But, if this is true, why did Lot fail? This glaring challenge forces us to reconsider the meaning of this statement that “M’Toch SheLo L’Shmah Ba L’Shmah”-“Through that which is not for its own sake will eventually come that which is for its own sake.”

It could be that yes, consistently making the right decisions despite the wrong intentions can help a person develop the right intentions. However, that is only if one does not get caught up and consumed in those wrong intentions, because at the same time, those wrong intentions can keep a person indefinitely below the L’Shmah-standard so that sooner or later, he will merely choose based on gain.

While one may admittedly do what’s right for the wrong reasons, one has to be conscious of the goal, which is to always to make the right decisions L’Shmah. If he sees that as the goal, perhaps one day, he will get there. But, if he does not have such aspirations, it is only a matter of time before his decisions to do good fade away. Because, even if one, for example, places himself in the correct environment—be it a Yeshiva, a good Shul, or a religious community—if one doesn’t want to grow and has specifically negative motivations, his “Evil Inclination” will not allow him to grow and will be quick to satisfy those negative motivations even at the expense of the right decisions. And since one will become so accustomed to acting out of self-gratification alone, when he has to eventually choose between that which is spiritually right and that which is not, he will choose that which is not if self-gratification dictates that he should.
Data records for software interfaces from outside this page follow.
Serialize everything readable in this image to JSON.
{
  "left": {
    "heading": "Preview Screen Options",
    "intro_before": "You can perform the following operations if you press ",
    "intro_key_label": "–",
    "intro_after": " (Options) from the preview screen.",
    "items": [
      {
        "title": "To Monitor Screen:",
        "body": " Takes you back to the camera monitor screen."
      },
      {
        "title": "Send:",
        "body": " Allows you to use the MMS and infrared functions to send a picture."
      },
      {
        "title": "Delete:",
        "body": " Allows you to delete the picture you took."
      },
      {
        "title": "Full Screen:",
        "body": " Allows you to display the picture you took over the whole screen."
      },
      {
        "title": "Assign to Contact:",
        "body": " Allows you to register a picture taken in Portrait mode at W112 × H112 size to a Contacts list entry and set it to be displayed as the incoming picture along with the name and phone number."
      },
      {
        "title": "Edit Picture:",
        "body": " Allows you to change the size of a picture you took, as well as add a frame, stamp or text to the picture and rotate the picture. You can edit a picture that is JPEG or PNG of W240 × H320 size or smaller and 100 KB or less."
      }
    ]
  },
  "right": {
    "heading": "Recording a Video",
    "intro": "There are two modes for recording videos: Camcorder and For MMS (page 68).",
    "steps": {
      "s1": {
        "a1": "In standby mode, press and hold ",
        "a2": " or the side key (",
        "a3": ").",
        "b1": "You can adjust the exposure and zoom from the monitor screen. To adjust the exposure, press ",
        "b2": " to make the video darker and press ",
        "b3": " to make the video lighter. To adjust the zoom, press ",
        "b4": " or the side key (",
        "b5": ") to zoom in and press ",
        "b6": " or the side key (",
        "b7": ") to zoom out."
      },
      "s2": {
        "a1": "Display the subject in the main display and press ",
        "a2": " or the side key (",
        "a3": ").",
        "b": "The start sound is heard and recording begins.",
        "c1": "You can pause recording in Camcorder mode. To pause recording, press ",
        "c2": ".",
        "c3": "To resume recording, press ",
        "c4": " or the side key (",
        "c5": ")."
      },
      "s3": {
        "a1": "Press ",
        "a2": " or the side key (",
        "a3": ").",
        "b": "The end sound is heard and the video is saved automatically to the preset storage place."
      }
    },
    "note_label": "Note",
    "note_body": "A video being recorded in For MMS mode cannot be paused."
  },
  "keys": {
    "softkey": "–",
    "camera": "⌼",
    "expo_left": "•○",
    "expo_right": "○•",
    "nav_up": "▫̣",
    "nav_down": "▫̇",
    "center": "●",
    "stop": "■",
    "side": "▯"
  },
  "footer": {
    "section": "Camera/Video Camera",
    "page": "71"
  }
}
That was exactly what happened to Lot.

Surely, in life, one can implement the lesson learned from Avraham and Lot. Many times, one has a choice to make, whether or not to do what’s right, and the Yeitzer HaRa is firmly on top of him, pushing towards the negative. But even when one sees through the Yeitzer HaRa’s first ruse and chooses what’s right, the Yeitzer HaRa plants a second trap and pushes one to consider only that which will be most beneficial to oneself, even when one is making the correct external choices. We must therefore remember when it is that we are truly worthy of reward; when we do what’s right, not because it benefits us, but because Hashem tells us to—because it’s the right thing.

It is this attitude precisely which Avraham Avinu manifested that made him the true paradigm of Chessed or lovingkindness and the perfect emulator of G-d, righteously giving, purely L’Shmah. If Avraham is our constant source of inspiration, then we can follow his path and rest assured that “M’Toch SheLo L’Shmah Ba L’Shmah.

 

May we all be Zocheh to not only do the right thing by following G-d’s word, but to reach the level of acting L’Shmah, acting for Hashem’s sake as it were, and He should act for ours, bringing us the Geulah and the coming of Moshiach, Bimheirah Biyomeinu!

-Yehoshua Shmuel Eisenberg 🙂

  1. Bereishis 12:1
  2. 12:2; See Rashi’s comments there.
  3. Pirkei Avos 5:3
  4. Bereishis 12:4
  5. Bereishis 12:5
  6. Bamidbar 14:20
  7. Bereishis 13:5-13
  8. Pirkei Avos 1:6
  9. 13:5
  10. 14:21-23
  11. 22:1-18
  12. Pesachim 50B